Time: November 25, 2012 from 3pm to 5pm
Location: Cosumnes River Preserve
Street: 13501 Franklin Blvd.
City/Town: Galt, CA
Website or Map: http://www.meetup.com/JCF-MRT…
Event Type: myth, story-telling, nature-walk
Organized By: Jeanne Andrews
Latest Activity: Nov 25, 2012
RSVP at link above.
Seeing the migratory Sandhill cranes in their winter home is one of the most beautiful sights in nature, and the Cosumnes River Preserve is one of the best places to see them!
Just 30 minutes south of Sacramento, the wetlands, tidal sloughs, and riparian forests provide one of the Central Valley's crucial links in California's flyway for thousands of the millions of these magnificent birds returning from the Pacific Northwest and as far away as Siberia.
Let's meet at 3:00-3:15 pm on the porch of the Nature Center and head out on the trail by 3:15 pm. The 1-1/2 mile boardwalk and wetland trail loops back to the Nature Center. We'll stop along the trail at the lookout point to share stories. Sunset is at 4:51 pm and our walk is timed to view the cranes returning from the fields to the preserve.
Note: Rain cancelled the previous post for the 17th, the event is updated to be 11/25.
The Sandhill crane: Standing 4 feet tall with a wing span of up to 7 feet, known for their constant talk and beautiful calls, they mate for life, fly in families a mile high in the sky, and "return to within a mile or so of the same area every year," says Mark Ackerman, Wildlife Biologist at the preserve.
"The crane dance associated with courtship can occur at any age and season and is generally believed to be a normal part of motor development for cranes and thwarts aggression, relieves tension, and strengthens the pair bond... A Miocene crane fossil, thought to be about ten million years old, was found in Nebraska and is structurally identical to the modern Sandhill crane, making it the oldest known bird species still surviving." ~ International Crane Foundation
The crane in myth: The crane has been a symbolic bird in many cultures since prehistoric times as documented at the Neolithic site of Göbekli Tepe in Turkey and even earlier in Paleolithic paintings and figurines.
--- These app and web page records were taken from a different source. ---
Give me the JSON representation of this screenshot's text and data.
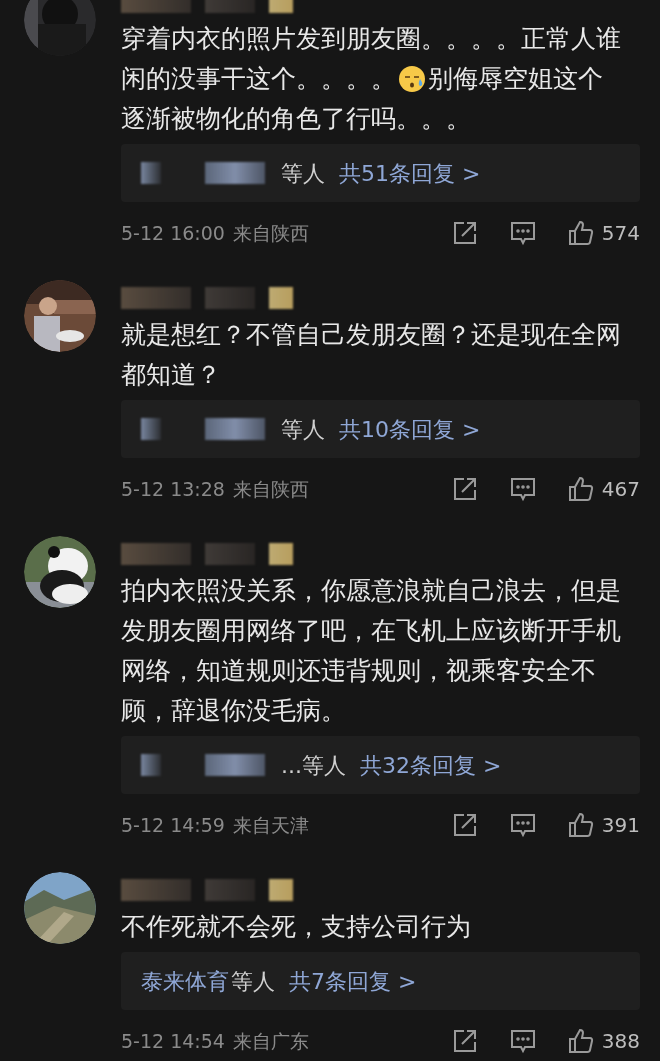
{
  "comments": [
    {
      "avatar": {
        "kind": "picture"
      },
      "name_redacted": true,
      "body": [
        [
          {
            "kind": "text",
            "text": "穿着内衣的照片发到朋友圈。。。。正常人谁"
          }
        ],
        [
          {
            "kind": "text",
            "text": "闲的没事干这个。。。。"
          },
          {
            "kind": "emoji"
          },
          {
            "kind": "text",
            "text": "别侮辱空姐这个"
          }
        ],
        [
          {
            "kind": "text",
            "text": "逐渐被物化的角色了行吗。。。"
          }
        ]
      ],
      "replies": {
        "names_redacted": true,
        "others": "等人",
        "link": "共51条回复 >"
      },
      "date": "5-12 16:00",
      "location": "来自陕西",
      "likes": "574"
    },
    {
      "avatar": {
        "kind": "picture"
      },
      "name_redacted": true,
      "body": [
        [
          {
            "kind": "text",
            "text": "就是想红？不管自己发朋友圈？还是现在全网"
          }
        ],
        [
          {
            "kind": "text",
            "text": "都知道？"
          }
        ]
      ],
      "replies": {
        "names_redacted": true,
        "others": "等人",
        "link": "共10条回复 >"
      },
      "date": "5-12 13:28",
      "location": "来自陕西",
      "likes": "467"
    },
    {
      "avatar": {
        "kind": "picture"
      },
      "name_redacted": true,
      "body": [
        [
          {
            "kind": "text",
            "text": "拍内衣照没关系，你愿意浪就自己浪去，但是"
          }
        ],
        [
          {
            "kind": "text",
            "text": "发朋友圈用网络了吧，在飞机上应该断开手机"
          }
        ],
        [
          {
            "kind": "text",
            "text": "网络，知道规则还违背规则，视乘客安全不"
          }
        ],
        [
          {
            "kind": "text",
            "text": "顾，辞退你没毛病。"
          }
        ]
      ],
      "replies": {
        "names_redacted": true,
        "others": "...等人",
        "link": "共32条回复 >"
      },
      "date": "5-12 14:59",
      "location": "来自天津",
      "likes": "391"
    },
    {
      "avatar": {
        "kind": "picture"
      },
      "name_redacted": true,
      "body": [
        [
          {
            "kind": "text",
            "text": "不作死就不会死，支持公司行为"
          }
        ]
      ],
      "replies": {
        "names_redacted": false,
        "names": "泰来体育",
        "others": "等人",
        "link": "共7条回复 >"
      },
      "date": "5-12 14:54",
      "location": "来自广东",
      "likes": "388"
    }
  ]
}
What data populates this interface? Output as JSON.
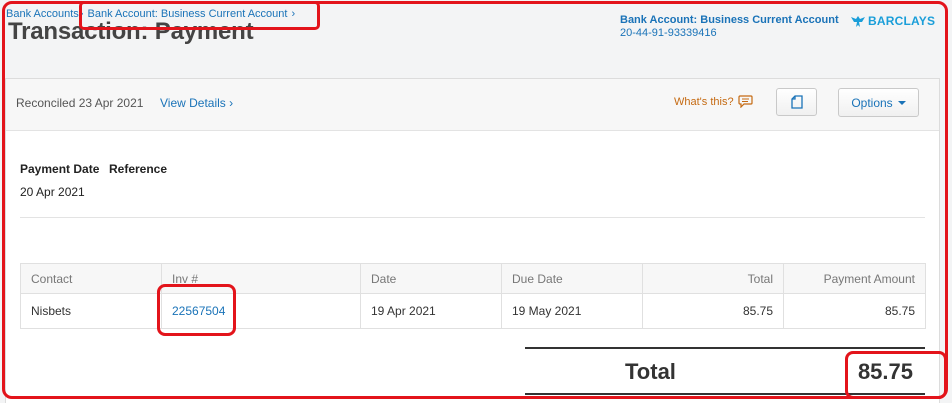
{
  "breadcrumb": {
    "items": [
      "Bank Accounts",
      "Bank Account: Business Current Account"
    ],
    "separator": "›"
  },
  "page_title": "Transaction: Payment",
  "account": {
    "name": "Bank Account: Business Current Account",
    "number": "20-44-91-93339416",
    "bank_logo_text": "BARCLAYS"
  },
  "toolbar": {
    "reconciled": "Reconciled 23 Apr 2021",
    "view_details": "View Details ›",
    "whats_this": "What's this?",
    "options": "Options"
  },
  "fields": {
    "payment_date_label": "Payment Date",
    "reference_label": "Reference",
    "payment_date_value": "20 Apr 2021"
  },
  "table": {
    "headers": [
      "Contact",
      "Inv #",
      "Date",
      "Due Date",
      "Total",
      "Payment Amount"
    ],
    "rows": [
      [
        "Nisbets",
        "22567504",
        "19 Apr 2021",
        "19 May 2021",
        "85.75",
        "85.75"
      ]
    ]
  },
  "total": {
    "label": "Total",
    "value": "85.75"
  },
  "colors": {
    "link": "#1a73b8",
    "accent_orange": "#c56a12",
    "annotation_red": "#e3141b",
    "bank_brand": "#1a9ed9"
  }
}
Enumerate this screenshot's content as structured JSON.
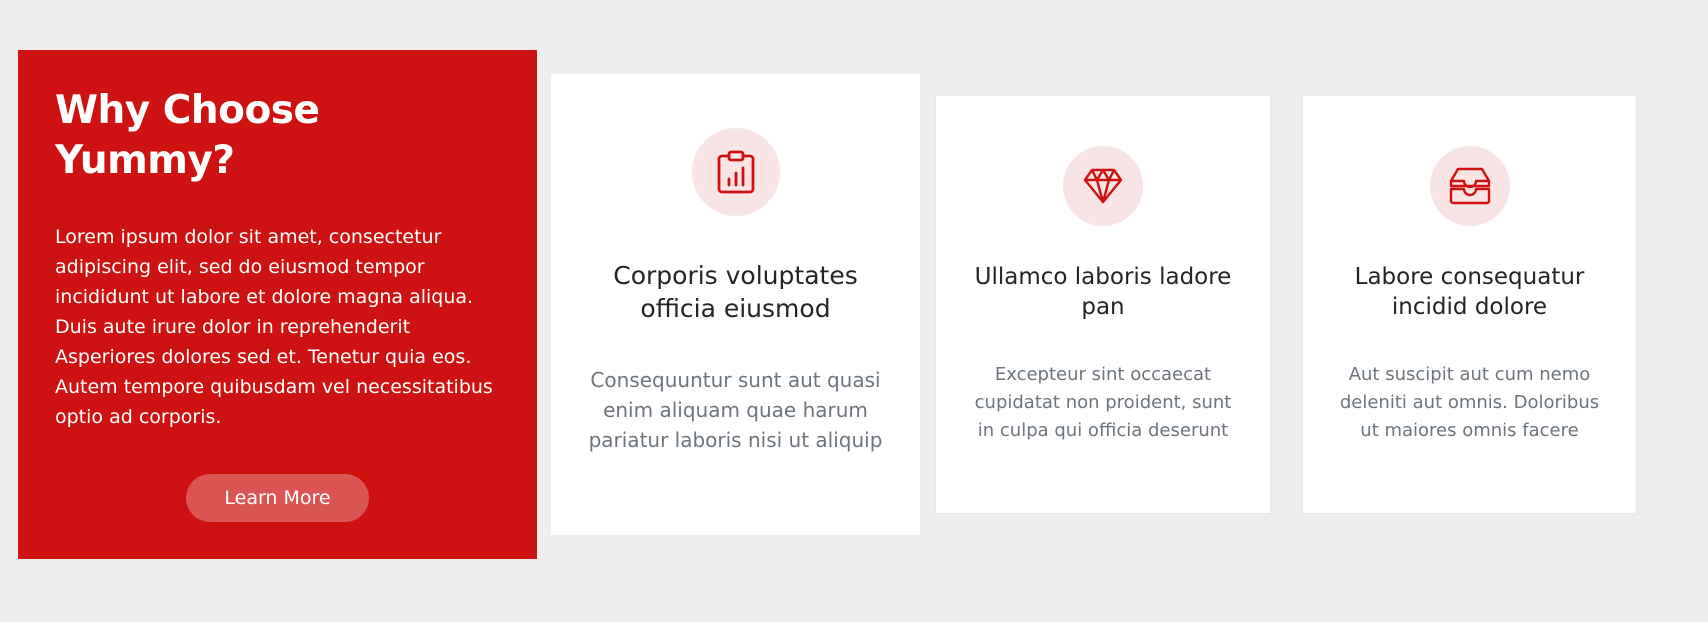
{
  "why": {
    "title": "Why Choose Yummy?",
    "text": "Lorem ipsum dolor sit amet, consectetur adipiscing elit, sed do eiusmod tempor incididunt ut labore et dolore magna aliqua. Duis aute irure dolor in reprehenderit Asperiores dolores sed et. Tenetur quia eos. Autem tempore quibusdam vel necessitatibus optio ad corporis.",
    "button_label": "Learn More"
  },
  "cards": [
    {
      "icon": "clipboard-data-icon",
      "title": "Corporis voluptates officia eiusmod",
      "description": "Consequuntur sunt aut quasi enim aliquam quae harum pariatur laboris nisi ut aliquip"
    },
    {
      "icon": "gem-icon",
      "title": "Ullamco laboris ladore pan",
      "description": "Excepteur sint occaecat cupidatat non proident, sunt in culpa qui officia deserunt"
    },
    {
      "icon": "inboxes-icon",
      "title": "Labore consequatur incidid dolore",
      "description": "Aut suscipit aut cum nemo deleniti aut omnis. Doloribus ut maiores omnis facere"
    }
  ],
  "colors": {
    "accent": "#ce1212",
    "icon_bg": "#f8e4e4",
    "page_bg": "#eeeeee",
    "title_text": "#212529",
    "muted_text": "#6c757d"
  }
}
Every land the crane is found, so are myths and tales they inspire.
A great resource is Dr. Kathleen Jenks' "Myth*ing Links," including her page "Animal Guides: Creatures of earth, air & water who share their wisdom & humor with humans."